▶ [Exercise description]
Count how many lines of the listing contain "name", then give that number and nothing more.
========================================================================
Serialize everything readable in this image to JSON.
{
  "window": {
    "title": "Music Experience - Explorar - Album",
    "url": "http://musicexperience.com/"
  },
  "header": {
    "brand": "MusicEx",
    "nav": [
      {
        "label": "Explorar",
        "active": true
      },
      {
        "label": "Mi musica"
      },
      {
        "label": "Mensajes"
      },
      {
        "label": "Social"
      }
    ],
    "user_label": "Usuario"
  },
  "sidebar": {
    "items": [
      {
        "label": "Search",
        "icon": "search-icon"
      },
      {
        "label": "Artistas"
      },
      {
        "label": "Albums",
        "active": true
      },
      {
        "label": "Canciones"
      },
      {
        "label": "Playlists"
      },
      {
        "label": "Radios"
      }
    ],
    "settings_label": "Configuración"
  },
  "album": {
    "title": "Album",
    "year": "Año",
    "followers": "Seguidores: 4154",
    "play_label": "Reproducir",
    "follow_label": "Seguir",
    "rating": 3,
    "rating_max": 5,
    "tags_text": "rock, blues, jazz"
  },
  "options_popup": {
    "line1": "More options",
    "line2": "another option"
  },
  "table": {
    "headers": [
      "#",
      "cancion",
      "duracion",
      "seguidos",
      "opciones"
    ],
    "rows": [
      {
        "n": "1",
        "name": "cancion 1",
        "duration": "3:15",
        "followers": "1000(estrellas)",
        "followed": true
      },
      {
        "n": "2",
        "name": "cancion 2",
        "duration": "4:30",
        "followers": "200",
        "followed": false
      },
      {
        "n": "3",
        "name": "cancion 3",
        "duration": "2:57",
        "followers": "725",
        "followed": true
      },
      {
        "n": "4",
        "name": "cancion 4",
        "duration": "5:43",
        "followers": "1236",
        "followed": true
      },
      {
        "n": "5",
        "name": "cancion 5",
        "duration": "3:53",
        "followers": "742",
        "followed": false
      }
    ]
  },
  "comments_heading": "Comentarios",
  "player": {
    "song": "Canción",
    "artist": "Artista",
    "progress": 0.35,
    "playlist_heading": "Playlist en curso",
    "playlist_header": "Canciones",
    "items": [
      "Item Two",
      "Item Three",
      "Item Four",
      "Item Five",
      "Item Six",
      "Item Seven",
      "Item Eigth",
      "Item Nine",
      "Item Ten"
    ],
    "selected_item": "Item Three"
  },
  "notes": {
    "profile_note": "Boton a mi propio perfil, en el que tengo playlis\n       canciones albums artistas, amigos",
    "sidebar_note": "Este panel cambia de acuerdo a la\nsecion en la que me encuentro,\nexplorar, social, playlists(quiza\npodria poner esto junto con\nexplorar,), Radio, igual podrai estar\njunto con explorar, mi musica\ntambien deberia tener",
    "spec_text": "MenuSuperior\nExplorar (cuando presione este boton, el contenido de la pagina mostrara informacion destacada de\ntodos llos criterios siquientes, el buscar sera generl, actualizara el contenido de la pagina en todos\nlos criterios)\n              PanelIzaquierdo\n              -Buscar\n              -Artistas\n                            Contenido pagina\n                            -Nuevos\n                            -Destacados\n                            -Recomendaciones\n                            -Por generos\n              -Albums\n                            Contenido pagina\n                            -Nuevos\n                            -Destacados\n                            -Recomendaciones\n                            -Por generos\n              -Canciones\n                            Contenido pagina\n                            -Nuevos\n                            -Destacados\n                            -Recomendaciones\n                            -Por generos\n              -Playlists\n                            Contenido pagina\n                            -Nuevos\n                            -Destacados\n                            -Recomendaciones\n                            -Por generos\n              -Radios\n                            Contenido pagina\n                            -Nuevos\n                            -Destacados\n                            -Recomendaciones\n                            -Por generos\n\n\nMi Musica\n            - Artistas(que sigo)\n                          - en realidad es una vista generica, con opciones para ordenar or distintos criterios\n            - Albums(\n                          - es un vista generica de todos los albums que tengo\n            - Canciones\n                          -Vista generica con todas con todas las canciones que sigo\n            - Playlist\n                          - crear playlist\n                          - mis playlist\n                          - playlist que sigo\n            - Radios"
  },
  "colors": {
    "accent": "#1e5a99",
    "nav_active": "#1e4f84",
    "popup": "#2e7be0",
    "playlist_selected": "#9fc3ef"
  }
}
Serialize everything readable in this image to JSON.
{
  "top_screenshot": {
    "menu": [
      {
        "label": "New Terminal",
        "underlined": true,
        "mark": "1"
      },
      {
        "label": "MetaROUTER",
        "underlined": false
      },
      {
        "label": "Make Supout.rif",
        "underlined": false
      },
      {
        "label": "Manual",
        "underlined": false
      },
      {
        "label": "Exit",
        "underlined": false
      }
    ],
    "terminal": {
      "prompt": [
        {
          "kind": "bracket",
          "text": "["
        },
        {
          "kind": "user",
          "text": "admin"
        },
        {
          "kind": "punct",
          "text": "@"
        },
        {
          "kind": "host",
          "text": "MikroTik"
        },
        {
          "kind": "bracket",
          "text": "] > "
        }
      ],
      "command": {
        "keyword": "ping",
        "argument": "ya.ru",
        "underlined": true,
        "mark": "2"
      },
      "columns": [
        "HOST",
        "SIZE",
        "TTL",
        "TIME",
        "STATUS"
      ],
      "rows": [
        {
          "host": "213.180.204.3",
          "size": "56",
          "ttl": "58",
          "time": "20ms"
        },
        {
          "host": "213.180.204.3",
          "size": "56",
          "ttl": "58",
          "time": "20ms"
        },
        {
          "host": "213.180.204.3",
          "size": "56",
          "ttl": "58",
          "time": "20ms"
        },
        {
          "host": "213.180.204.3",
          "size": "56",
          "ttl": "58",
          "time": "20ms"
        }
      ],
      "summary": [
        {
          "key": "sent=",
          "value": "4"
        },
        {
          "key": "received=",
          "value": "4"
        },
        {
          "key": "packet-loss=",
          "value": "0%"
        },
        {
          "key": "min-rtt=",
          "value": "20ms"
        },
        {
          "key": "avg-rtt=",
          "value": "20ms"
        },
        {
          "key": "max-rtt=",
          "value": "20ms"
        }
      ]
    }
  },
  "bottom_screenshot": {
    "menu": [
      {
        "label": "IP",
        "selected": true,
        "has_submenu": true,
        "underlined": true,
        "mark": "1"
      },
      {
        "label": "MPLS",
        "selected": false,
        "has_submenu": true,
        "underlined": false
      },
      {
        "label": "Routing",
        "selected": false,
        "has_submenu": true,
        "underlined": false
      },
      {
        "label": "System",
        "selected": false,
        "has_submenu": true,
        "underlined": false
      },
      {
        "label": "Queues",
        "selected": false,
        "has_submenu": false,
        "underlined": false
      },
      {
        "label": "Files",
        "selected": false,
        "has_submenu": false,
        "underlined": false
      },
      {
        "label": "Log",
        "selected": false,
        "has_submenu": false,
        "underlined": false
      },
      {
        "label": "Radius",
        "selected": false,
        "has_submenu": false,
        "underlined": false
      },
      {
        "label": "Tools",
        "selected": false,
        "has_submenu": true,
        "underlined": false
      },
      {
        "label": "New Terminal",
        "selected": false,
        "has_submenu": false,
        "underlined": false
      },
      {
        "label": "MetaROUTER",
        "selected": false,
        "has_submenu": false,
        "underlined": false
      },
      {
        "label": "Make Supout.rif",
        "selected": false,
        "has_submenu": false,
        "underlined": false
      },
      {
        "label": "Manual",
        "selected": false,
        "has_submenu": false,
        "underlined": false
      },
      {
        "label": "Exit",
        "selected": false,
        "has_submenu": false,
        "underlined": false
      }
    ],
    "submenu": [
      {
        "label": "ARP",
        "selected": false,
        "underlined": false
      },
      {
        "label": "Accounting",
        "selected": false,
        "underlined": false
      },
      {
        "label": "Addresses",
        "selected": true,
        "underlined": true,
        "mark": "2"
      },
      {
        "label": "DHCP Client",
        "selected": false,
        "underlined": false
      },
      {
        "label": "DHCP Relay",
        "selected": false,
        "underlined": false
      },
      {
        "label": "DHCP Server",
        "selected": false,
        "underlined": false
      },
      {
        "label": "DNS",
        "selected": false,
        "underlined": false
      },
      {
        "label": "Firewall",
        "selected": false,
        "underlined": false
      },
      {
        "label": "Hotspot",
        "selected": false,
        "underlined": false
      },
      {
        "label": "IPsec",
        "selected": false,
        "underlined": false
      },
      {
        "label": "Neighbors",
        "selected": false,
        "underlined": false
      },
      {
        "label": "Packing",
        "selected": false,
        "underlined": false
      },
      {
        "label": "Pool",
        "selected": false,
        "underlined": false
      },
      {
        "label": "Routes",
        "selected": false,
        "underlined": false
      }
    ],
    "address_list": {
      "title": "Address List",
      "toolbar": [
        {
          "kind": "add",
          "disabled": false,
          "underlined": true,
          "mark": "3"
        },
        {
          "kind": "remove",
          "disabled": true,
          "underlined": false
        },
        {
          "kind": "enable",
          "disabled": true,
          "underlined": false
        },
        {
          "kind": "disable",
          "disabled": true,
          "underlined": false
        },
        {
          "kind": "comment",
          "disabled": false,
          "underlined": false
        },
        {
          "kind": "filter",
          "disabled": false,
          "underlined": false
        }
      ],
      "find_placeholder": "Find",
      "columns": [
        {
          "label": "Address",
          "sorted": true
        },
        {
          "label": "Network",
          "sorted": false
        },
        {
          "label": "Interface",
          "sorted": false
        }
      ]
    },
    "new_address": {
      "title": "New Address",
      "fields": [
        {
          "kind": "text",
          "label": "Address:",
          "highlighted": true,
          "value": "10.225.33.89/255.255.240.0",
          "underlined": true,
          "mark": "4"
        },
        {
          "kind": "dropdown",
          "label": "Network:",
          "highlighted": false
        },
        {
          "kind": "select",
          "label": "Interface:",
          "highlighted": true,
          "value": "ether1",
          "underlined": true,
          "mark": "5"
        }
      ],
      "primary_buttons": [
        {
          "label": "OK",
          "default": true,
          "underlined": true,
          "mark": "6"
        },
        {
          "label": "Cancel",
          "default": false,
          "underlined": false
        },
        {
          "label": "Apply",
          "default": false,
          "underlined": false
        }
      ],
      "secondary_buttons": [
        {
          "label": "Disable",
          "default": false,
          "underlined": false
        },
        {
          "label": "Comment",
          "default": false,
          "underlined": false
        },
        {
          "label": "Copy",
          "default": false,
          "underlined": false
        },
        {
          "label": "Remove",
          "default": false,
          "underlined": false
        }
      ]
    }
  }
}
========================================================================
▶ [Task response]
5